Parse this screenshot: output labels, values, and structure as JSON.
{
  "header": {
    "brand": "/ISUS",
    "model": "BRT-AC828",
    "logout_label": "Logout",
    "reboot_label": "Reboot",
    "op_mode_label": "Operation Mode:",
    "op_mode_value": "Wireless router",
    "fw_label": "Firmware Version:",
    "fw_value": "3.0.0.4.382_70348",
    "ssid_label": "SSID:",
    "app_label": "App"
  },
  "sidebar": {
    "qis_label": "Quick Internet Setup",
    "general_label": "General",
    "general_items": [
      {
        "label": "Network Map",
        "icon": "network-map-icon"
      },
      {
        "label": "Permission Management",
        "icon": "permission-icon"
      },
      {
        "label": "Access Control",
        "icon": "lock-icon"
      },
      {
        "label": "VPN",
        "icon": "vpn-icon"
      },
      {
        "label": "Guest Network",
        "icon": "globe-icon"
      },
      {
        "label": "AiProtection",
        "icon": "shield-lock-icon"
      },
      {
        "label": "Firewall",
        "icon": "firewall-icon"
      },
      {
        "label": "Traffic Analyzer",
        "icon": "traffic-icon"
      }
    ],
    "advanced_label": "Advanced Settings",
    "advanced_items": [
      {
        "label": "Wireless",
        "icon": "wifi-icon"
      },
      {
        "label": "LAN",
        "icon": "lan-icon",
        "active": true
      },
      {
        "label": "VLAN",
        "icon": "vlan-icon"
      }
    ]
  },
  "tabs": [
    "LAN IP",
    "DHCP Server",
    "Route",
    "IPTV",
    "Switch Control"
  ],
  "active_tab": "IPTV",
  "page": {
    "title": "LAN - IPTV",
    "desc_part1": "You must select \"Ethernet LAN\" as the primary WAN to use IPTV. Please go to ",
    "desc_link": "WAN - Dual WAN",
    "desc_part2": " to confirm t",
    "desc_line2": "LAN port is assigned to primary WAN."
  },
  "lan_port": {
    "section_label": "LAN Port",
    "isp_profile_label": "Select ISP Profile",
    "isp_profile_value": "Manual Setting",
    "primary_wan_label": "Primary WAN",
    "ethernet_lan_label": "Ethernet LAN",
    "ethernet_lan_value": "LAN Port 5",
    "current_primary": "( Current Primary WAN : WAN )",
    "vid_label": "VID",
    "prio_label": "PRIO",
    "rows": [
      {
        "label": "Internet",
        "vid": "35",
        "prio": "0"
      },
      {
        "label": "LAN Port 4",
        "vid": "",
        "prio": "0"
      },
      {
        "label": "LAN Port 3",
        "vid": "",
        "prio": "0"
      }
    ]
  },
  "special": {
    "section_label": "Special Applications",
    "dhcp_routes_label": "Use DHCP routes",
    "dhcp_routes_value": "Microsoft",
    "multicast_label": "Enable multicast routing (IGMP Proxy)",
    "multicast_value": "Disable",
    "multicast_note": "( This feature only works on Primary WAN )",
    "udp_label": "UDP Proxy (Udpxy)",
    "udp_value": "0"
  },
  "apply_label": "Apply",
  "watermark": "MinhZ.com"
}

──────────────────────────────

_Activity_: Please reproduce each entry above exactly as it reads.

_Solved exercise_:
Parse this screenshot: output labels, values, and structure as JSON.
{
  "header": {
    "brand": "/ISUS",
    "model": "BRT-AC828",
    "logout_label": "Logout",
    "reboot_label": "Reboot",
    "op_mode_label": "Operation Mode:",
    "op_mode_value": "Wireless router",
    "fw_label": "Firmware Version:",
    "fw_value": "3.0.0.4.382_70348",
    "ssid_label": "SSID:",
    "app_label": "App"
  },
  "sidebar": {
    "qis_label": "Quick Internet Setup",
    "general_label": "General",
    "general_items": [
      {
        "label": "Network Map",
        "icon": "network-map-icon"
      },
      {
        "label": "Permission Management",
        "icon": "permission-icon"
      },
      {
        "label": "Access Control",
        "icon": "lock-icon"
      },
      {
        "label": "VPN",
        "icon": "vpn-icon"
      },
      {
        "label": "Guest Network",
        "icon": "globe-icon"
      },
      {
        "label": "AiProtection",
        "icon": "shield-lock-icon"
      },
      {
        "label": "Firewall",
        "icon": "firewall-icon"
      },
      {
        "label": "Traffic Analyzer",
        "icon": "traffic-icon"
      }
    ],
    "advanced_label": "Advanced Settings",
    "advanced_items": [
      {
        "label": "Wireless",
        "icon": "wifi-icon"
      },
      {
        "label": "LAN",
        "icon": "lan-icon",
        "active": true
      },
      {
        "label": "VLAN",
        "icon": "vlan-icon"
      }
    ]
  },
  "tabs": [
    "LAN IP",
    "DHCP Server",
    "Route",
    "IPTV",
    "Switch Control"
  ],
  "active_tab": "IPTV",
  "page": {
    "title": "LAN - IPTV",
    "desc_part1": "You must select \"Ethernet LAN\" as the primary WAN to use IPTV. Please go to ",
    "desc_link": "WAN - Dual WAN",
    "desc_part2": " to confirm t",
    "desc_line2": "LAN port is assigned to primary WAN."
  },
  "lan_port": {
    "section_label": "LAN Port",
    "isp_profile_label": "Select ISP Profile",
    "isp_profile_value": "Manual Setting",
    "primary_wan_label": "Primary WAN",
    "ethernet_lan_label": "Ethernet LAN",
    "ethernet_lan_value": "LAN Port 5",
    "current_primary": "( Current Primary WAN : WAN )",
    "vid_label": "VID",
    "prio_label": "PRIO",
    "rows": [
      {
        "label": "Internet",
        "vid": "35",
        "prio": "0"
      },
      {
        "label": "LAN Port 4",
        "vid": "",
        "prio": "0"
      },
      {
        "label": "LAN Port 3",
        "vid": "",
        "prio": "0"
      }
    ]
  },
  "special": {
    "section_label": "Special Applications",
    "dhcp_routes_label": "Use DHCP routes",
    "dhcp_routes_value": "Microsoft",
    "multicast_label": "Enable multicast routing (IGMP Proxy)",
    "multicast_value": "Disable",
    "multicast_note": "( This feature only works on Primary WAN )",
    "udp_label": "UDP Proxy (Udpxy)",
    "udp_value": "0"
  },
  "apply_label": "Apply",
  "watermark": "MinhZ.com"
}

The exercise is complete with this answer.